Brussels sprouts, ceilidhs, and ethical clothing

I went to the allotment yesterday after an absence of almost a month due to treacherous ice on the bike path. It was just as well I went as most of my netting had been blown off and was no longer protecting plants. Something has been having a good nibble of this:


I wasn’t even sure what this plant was until I lifted up one of the leaves:


My first ever home-grown brussels sprouts! How exciting.

Last night we went to our very first ceilidh. A ceilidh (pronounced kay-lee) is a traditional Scottish community dance. Other countries call them a barn dance. I’ve been wanting to go to one for ages but most of the local ones are not kid-friendly. It was great fun! Daniel and Elizabeth really enjoyed themselves too.

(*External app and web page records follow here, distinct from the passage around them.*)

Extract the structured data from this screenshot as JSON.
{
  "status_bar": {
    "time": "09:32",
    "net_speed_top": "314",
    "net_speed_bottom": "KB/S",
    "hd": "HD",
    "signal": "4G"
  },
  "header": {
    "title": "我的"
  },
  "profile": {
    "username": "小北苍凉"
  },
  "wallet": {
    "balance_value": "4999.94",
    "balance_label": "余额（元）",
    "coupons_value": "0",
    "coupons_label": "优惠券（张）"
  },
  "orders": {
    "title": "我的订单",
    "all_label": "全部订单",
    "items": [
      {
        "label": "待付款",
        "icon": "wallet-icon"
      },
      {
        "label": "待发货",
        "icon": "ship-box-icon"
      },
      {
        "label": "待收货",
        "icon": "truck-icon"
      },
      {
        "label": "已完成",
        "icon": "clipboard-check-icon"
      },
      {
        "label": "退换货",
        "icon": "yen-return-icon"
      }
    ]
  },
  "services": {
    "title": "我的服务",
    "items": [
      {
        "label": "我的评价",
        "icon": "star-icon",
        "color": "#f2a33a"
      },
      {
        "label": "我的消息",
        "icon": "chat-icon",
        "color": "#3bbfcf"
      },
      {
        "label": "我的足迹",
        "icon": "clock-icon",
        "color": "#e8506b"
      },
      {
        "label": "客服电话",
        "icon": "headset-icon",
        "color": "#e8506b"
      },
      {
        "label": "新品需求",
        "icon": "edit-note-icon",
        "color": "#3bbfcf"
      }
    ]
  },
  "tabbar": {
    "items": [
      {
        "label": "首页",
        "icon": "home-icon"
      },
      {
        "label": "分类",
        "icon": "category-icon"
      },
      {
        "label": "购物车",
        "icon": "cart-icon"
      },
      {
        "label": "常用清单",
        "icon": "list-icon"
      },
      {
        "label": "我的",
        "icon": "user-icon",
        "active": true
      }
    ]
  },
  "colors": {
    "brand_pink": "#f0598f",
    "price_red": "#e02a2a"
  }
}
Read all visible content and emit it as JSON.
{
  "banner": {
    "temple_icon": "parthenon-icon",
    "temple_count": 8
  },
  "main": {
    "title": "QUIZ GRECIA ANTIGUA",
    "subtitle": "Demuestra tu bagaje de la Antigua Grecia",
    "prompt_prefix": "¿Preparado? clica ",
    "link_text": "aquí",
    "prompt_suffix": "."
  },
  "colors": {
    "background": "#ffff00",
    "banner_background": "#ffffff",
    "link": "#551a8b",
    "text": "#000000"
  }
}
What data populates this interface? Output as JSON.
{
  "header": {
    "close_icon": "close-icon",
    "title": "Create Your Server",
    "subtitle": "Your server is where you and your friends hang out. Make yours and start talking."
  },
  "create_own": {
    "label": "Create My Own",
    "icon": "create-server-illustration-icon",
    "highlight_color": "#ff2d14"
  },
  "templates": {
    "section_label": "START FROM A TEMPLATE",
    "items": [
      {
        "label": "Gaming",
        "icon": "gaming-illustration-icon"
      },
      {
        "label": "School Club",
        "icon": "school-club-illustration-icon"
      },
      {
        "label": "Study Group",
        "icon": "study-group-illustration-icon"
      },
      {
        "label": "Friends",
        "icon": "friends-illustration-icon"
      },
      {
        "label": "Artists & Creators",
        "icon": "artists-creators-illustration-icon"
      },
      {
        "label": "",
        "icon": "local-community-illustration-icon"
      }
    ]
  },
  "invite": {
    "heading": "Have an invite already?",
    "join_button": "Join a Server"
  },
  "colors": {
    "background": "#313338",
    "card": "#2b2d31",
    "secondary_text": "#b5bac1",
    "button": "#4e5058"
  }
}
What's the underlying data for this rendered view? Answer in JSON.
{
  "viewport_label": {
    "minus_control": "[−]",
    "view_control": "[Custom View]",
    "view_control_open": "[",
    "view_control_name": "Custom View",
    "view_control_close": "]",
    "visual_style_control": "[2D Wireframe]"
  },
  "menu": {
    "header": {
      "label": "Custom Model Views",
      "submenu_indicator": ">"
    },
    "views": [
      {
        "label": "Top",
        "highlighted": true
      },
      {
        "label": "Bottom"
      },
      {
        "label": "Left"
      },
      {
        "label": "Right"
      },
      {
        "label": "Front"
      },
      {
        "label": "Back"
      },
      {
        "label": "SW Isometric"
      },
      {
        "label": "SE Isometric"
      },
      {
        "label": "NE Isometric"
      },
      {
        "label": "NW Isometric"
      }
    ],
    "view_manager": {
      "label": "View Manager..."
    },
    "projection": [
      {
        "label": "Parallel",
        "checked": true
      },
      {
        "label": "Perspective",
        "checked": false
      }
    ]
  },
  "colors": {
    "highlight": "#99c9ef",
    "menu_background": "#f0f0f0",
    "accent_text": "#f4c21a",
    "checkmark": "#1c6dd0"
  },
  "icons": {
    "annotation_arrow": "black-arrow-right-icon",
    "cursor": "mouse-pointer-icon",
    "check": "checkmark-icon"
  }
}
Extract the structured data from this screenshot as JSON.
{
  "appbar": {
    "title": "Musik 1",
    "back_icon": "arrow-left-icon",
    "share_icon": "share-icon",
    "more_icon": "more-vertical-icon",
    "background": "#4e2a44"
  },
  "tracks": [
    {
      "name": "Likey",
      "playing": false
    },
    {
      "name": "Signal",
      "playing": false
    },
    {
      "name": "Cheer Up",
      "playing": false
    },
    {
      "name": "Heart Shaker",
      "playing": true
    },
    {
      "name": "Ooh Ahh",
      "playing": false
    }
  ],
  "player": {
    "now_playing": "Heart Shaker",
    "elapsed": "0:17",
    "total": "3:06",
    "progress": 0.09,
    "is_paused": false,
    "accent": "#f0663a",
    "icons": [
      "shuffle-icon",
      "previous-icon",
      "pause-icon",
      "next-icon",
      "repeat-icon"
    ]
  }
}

I have been to one or two barn dances years ago in New Zealand which were similar. However the barn dances I went to had a caller shouting out the steps throughout. There wasn’t a caller at the ceilidh and it was a bit of a dog’s breakfast for us since we didn’t know what we were doing and nor did many others. Community dances like this are wonderful and I wish there were more of them. It’s great exercise and they’re really social, friendly, and inclusive events.


I got a tartan dress especially for the occasion.


My dress is made from a recycled blanket which has been repurposed into a dress. The straps are also recycled. A lady in Chippenham makes them as well as other eco clothes like dresses made from old jumpers.


12 thoughts on “Brussels sprouts, ceilidhs, and ethical clothing”

  1. I’ve not grown sprouts, but I can say that your’s look better than my next doors neighbours – and he is an experienced allotmenteer! I have just lifted my first leeks of the season – for Christmas dinner tomorrow. I also have “January King” savoy cabbages to look forward to in, well, January I suppose !

    My level of repurposing clothing is to patch my “allotment jeans” with other bits of old clothing; on the last count they had 10 patches (4 on each leg and 2 on the, err, rear). Like many “ethical clothing” outfits, your Etsy source is women only – there seem to be only a few catering for men – I have used Thought for a few years and am thinking about some stuff from Komodo. It is really the case that men aren’t concerned about living more sustainably ?

    1. I’m not sure why there are more eco clothes for women. I suspect it’s because women have more clothes overall and so there’s greater demand, not because women are more eco-conscious or anything. We just have more clothes. My husband is happy to wear the same pair of trousers day after day after day whereas I like a bit of variety.

    2. Topical. This is definitely a thing. Clearly many women engage in the same behavior, and it would be interesting to know if that’s mainly because of men setting the scene.

      1. Steve – thanks for the article that was an interesting read.

        The wikipedia page on masculinity provides some interesting (to me, at any rate) insights. One is the suggestion that if masculinity is culturally determined then that makes it “precarious” which in turn encourages men to demonstrate (culturally defined) masculine behaviour. Its not clear whether masculinity is driven by mate-seeking or peer pressure from other men (although succumbing to peer pressure might result in greater status in a bachelor group, leading to greater self confidence, leading to greater attactiveness to women)

        The wikipedia page also points to a phenomena in Japan called “Herbivore Men” which seems to equate un-masculine behaviour with sexual abstinence. The name also seems to conflate vegetarianism with un-masculine behaviour. Lots of cultural stereotypes to unpack there then 🙂

      2. I am familiar with the myth that vegetarianism is unmasculine. This is a fairly common view in Australia. I completely disagree with it and think there’s nothing more attractive and *masculine* in a man than compassion towards other living beings. To behave otherwise is to be a bully which is repulsive especially in a prospective mate as this is not a good characteristic for a father.

  2. Well done with the sprouts – must be a strong Scottish variety to withstand that chomping from pests. Actually I think it shows you must have prepared the ground well, as the plant has grown so strong.

    1. That plant got moved from my old plot to my new one so it did particularly well to withstand the move and still produce a lot of sprouts. We ate some of them today and they were good. Hope you had a nice day!

      1. Google confirms that Brussels sprouts are a major winter crop in Scotland, Damp and not too cold, basically winters similar to what cool Mediterranean climates get.

Leave a Reply

Fill in your details below or click an icon to log in: Logo

You are commenting using your account. Log Out /  Change )

Facebook photo

You are commenting using your Facebook account. Log Out /  Change )

Connecting to %s